Pursuant to a written agreement, appellant-defendants leased a telephone system from appellee-plaintiff. When appellants subsequently defaulted on the monthly rent payments, appellee brought suit. The case was tried before a jury and appellants moved for a directed verdict as to the enforceability of the liquidated damages provision of the written lease agreement. Although the trial court denied the motion, in its charge, it gave the jury instructions not only on the liquidated damages provision, but also on the general measure of damages recoverable in a breach of lease action. The jury returned a verdict of $6,192 in favor of appellee. This was an amount less than the evidence would have authorized appellee to recover under the liquidated damages provision. The trial court entered judgment on this jury verdict and appellant moved for judgment notwithstanding the verdict or, in the alternative, for new trial. The trial court denied this post-judgment motion and appellant appeals.

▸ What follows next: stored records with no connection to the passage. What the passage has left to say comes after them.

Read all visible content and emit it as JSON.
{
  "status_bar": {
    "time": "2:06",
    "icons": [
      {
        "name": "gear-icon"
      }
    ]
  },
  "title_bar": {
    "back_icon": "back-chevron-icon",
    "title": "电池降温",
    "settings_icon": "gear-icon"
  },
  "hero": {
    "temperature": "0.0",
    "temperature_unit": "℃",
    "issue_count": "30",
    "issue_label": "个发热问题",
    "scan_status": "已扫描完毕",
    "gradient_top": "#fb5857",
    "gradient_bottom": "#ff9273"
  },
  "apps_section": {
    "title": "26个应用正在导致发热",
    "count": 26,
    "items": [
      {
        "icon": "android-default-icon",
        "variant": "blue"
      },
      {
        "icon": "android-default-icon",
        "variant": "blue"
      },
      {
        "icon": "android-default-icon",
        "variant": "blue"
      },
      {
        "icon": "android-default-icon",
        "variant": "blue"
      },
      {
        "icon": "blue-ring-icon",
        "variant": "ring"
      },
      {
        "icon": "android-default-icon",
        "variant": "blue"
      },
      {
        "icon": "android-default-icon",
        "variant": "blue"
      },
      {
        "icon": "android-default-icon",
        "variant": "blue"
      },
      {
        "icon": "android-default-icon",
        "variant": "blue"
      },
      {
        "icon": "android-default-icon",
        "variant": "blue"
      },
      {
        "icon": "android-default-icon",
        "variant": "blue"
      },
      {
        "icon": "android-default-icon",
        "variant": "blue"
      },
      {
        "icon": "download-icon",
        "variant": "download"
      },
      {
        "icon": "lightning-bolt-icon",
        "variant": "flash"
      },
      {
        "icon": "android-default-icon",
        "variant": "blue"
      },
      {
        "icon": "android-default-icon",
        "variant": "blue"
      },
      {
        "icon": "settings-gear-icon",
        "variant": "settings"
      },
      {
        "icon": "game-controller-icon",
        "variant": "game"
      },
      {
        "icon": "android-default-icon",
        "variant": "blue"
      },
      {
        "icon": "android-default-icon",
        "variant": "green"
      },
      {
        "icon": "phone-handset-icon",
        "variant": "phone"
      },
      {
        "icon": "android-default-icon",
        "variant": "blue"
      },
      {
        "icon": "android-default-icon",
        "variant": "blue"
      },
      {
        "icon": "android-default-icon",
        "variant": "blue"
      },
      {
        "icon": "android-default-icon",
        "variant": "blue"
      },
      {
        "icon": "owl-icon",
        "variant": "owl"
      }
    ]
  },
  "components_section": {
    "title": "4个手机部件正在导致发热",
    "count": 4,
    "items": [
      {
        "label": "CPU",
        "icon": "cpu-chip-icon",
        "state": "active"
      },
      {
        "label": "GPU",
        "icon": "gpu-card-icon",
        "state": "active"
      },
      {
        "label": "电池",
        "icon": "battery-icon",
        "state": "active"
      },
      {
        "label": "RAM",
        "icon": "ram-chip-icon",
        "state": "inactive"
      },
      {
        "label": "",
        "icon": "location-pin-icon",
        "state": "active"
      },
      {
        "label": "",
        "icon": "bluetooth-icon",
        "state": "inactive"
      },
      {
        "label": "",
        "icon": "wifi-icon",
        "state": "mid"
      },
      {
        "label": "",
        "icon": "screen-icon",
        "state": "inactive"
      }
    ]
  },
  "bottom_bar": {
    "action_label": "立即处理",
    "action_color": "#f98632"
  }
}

Appellants enumerate as error the denial of their motion for judgment n.o.v. However, the unenforceability of the liquidated damages provision would not provide appellants with a defense to liability for breach of contract. It would affect only the extent to which appellee would be authorized to recover for appellants' breach of contract. See generally Adams v. D & D Leasing Co. of Ga., 191 Ga. App. 121 (381 SE2d 94) (1989)
. Accordingly, appellants were harmed by the trial court's ruling on the liquidated damages provision only if they were thereafter found liable for a greater amount of damages than appellee would otherwise have been entitled to recover as actual damages for the breach of contract. As noted, the $6,192 that was actually returned against appellants was less than the amount of damages that appellee would have been entitled to recover under the formula provided in the liquidated damages provision. There is no contention that, under the evidence and the trial court's jury charge, appellee would not be entitled to recover at least $6,192 as actual damages for appellants' breach of contract. Accordingly, the error, if any, in the trial court's failure to hold the liquidated damages provision to be unenforceable is, at most, harmless under the circumstances of the instant case. See generally Morrow v. Johnston, 85 Ga. App. 261 (4) (68 SE2d 906) (1952)
Lamberth, Bonapfel, Cifelli & Wilson, Stuart F. Clayton, Jr., for appellee.